ACTIVITY:
Return the listing below unchanged, except that the pictures are dropped.
+++ EXERCISE MATERIAL
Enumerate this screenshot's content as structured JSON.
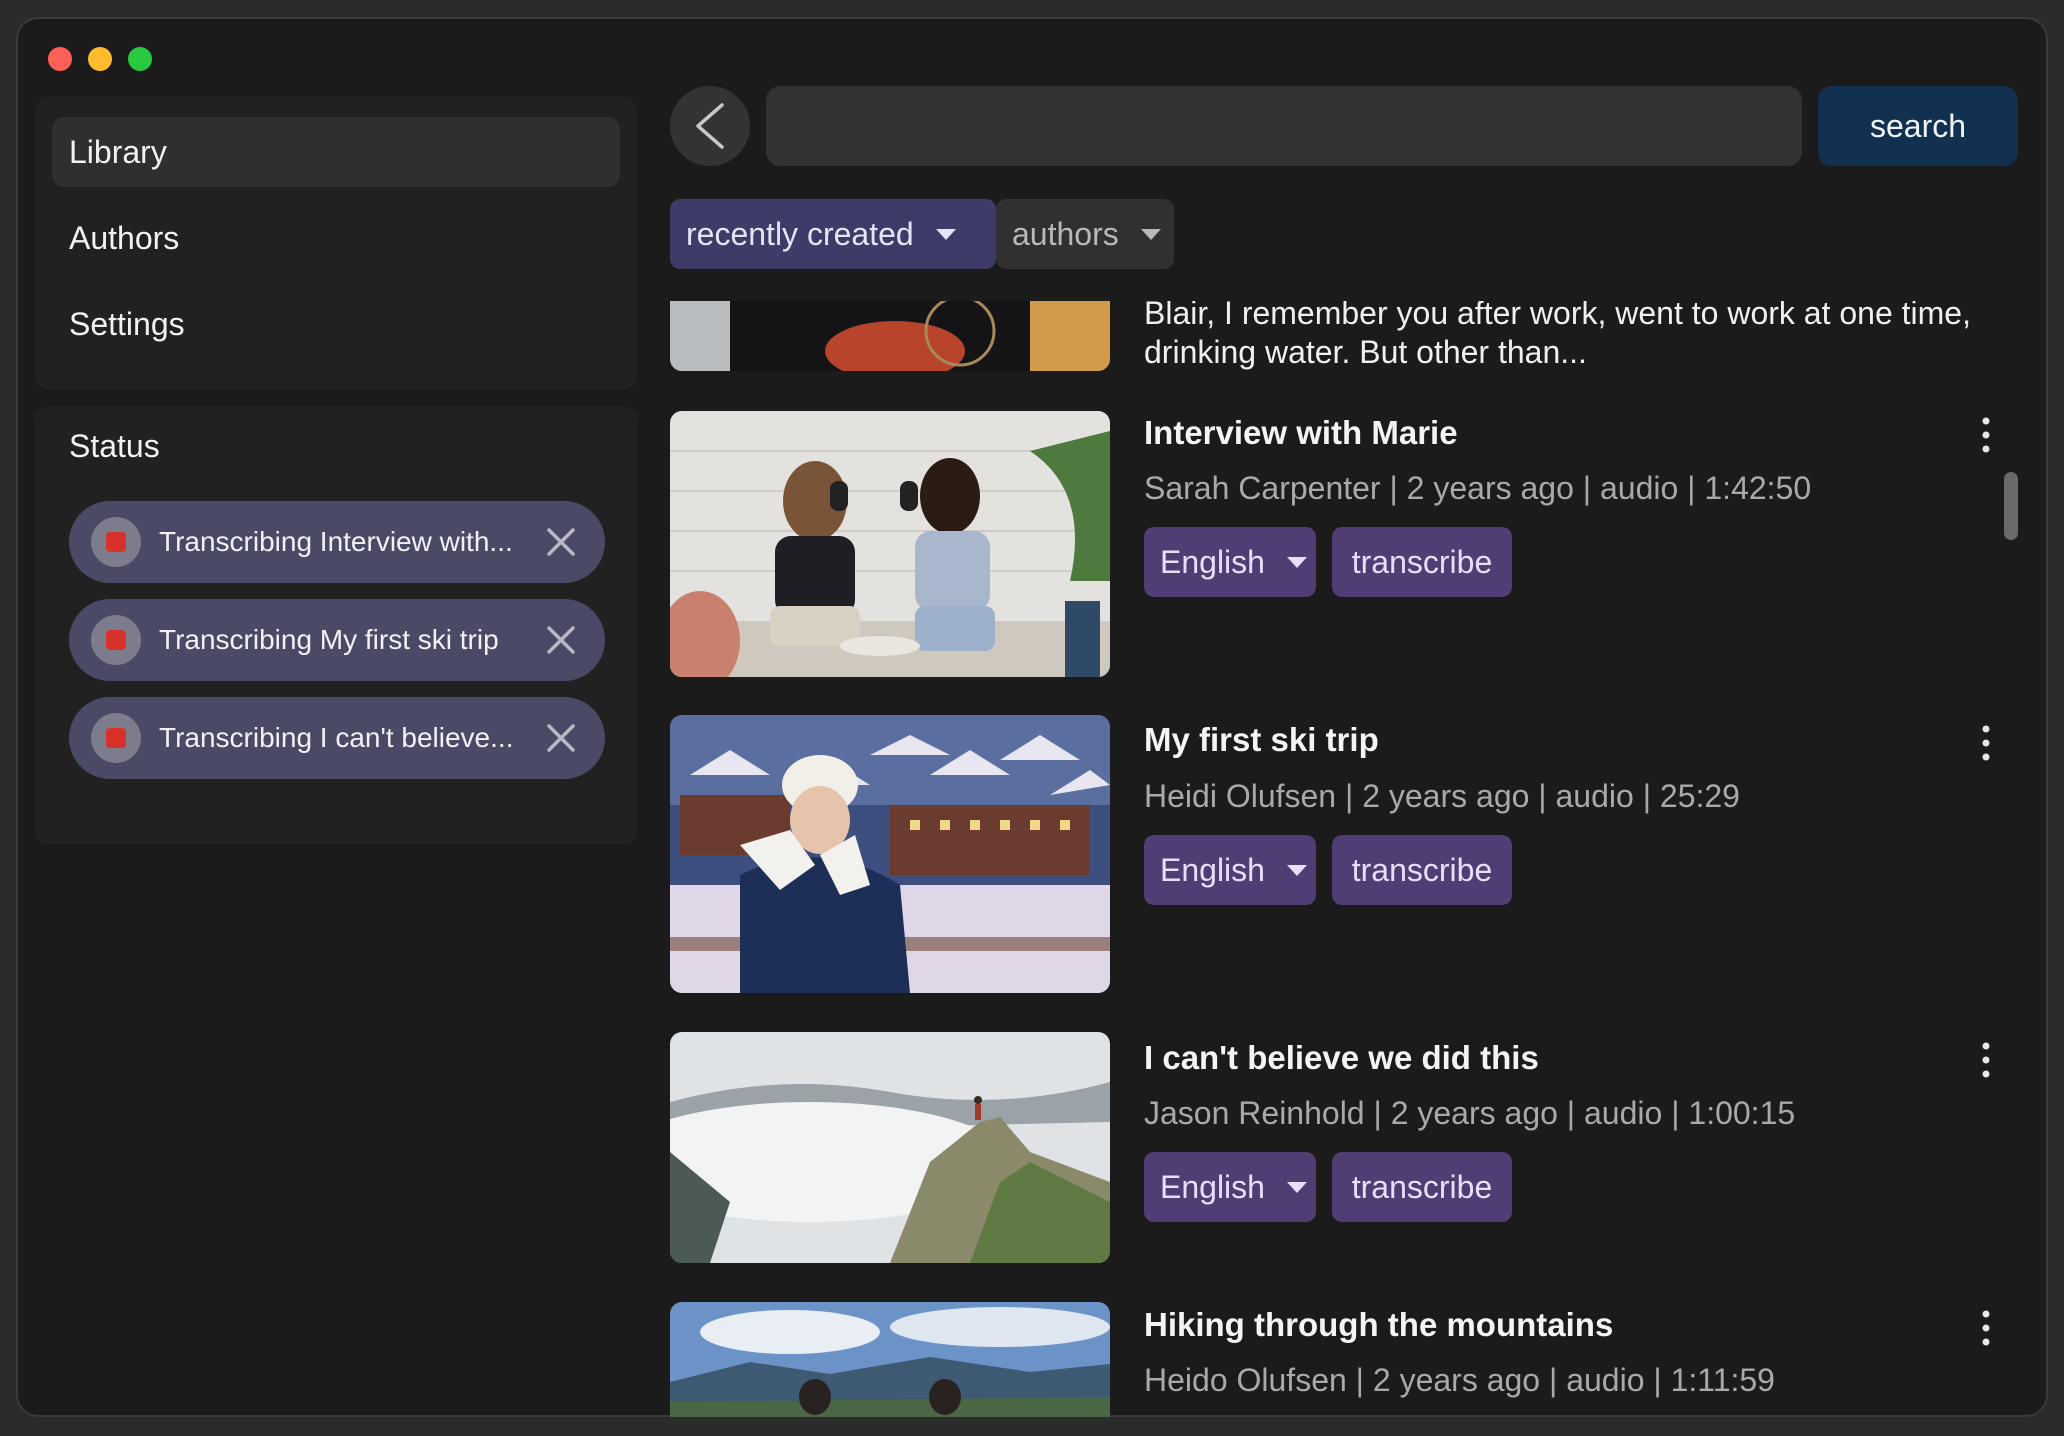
{
  "sidebar": {
    "nav": [
      {
        "label": "Library",
        "active": true
      },
      {
        "label": "Authors",
        "active": false
      },
      {
        "label": "Settings",
        "active": false
      }
    ],
    "status_title": "Status",
    "tasks": [
      {
        "label": "Transcribing Interview with..."
      },
      {
        "label": "Transcribing My first ski trip"
      },
      {
        "label": "Transcribing I can't believe..."
      }
    ]
  },
  "topbar": {
    "back_icon": "chevron-left-icon",
    "search_value": "",
    "search_label": "search"
  },
  "filters": {
    "sort_label": "recently created",
    "authors_label": "authors"
  },
  "items": [
    {
      "snippet_line1": "Blair, I remember you after work, went to work at one time,",
      "snippet_line2": "drinking water. But other than..."
    },
    {
      "title": "Interview with Marie",
      "meta": "Sarah Carpenter | 2 years ago | audio | 1:42:50",
      "language": "English",
      "action": "transcribe"
    },
    {
      "title": "My first ski trip",
      "meta": "Heidi Olufsen | 2 years ago | audio | 25:29",
      "language": "English",
      "action": "transcribe"
    },
    {
      "title": "I can't believe we did this",
      "meta": "Jason Reinhold | 2 years ago | audio | 1:00:15",
      "language": "English",
      "action": "transcribe"
    },
    {
      "title": "Hiking through the mountains",
      "meta": "Heido Olufsen | 2 years ago | audio | 1:11:59"
    }
  ],
  "colors": {
    "window_bg": "#1b1b1c",
    "panel_bg": "#212122",
    "chip_bg": "#4b4a66",
    "sort_filter_bg": "#3d3b68",
    "search_button_bg": "#12304f",
    "tag_bg": "#4f3d74",
    "stop_red": "#d8312b"
  }
}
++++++
RESPONSE TO THE EXERCISE:
Enumerate this screenshot's content as structured JSON.
{
  "sidebar": {
    "nav": [
      {
        "label": "Library",
        "active": true
      },
      {
        "label": "Authors",
        "active": false
      },
      {
        "label": "Settings",
        "active": false
      }
    ],
    "status_title": "Status",
    "tasks": [
      {
        "label": "Transcribing Interview with..."
      },
      {
        "label": "Transcribing My first ski trip"
      },
      {
        "label": "Transcribing I can't believe..."
      }
    ]
  },
  "topbar": {
    "back_icon": "chevron-left-icon",
    "search_value": "",
    "search_label": "search"
  },
  "filters": {
    "sort_label": "recently created",
    "authors_label": "authors"
  },
  "items": [
    {
      "snippet_line1": "Blair, I remember you after work, went to work at one time,",
      "snippet_line2": "drinking water. But other than..."
    },
    {
      "title": "Interview with Marie",
      "meta": "Sarah Carpenter | 2 years ago | audio | 1:42:50",
      "language": "English",
      "action": "transcribe"
    },
    {
      "title": "My first ski trip",
      "meta": "Heidi Olufsen | 2 years ago | audio | 25:29",
      "language": "English",
      "action": "transcribe"
    },
    {
      "title": "I can't believe we did this",
      "meta": "Jason Reinhold | 2 years ago | audio | 1:00:15",
      "language": "English",
      "action": "transcribe"
    },
    {
      "title": "Hiking through the mountains",
      "meta": "Heido Olufsen | 2 years ago | audio | 1:11:59"
    }
  ],
  "colors": {
    "window_bg": "#1b1b1c",
    "panel_bg": "#212122",
    "chip_bg": "#4b4a66",
    "sort_filter_bg": "#3d3b68",
    "search_button_bg": "#12304f",
    "tag_bg": "#4f3d74",
    "stop_red": "#d8312b"
  }
}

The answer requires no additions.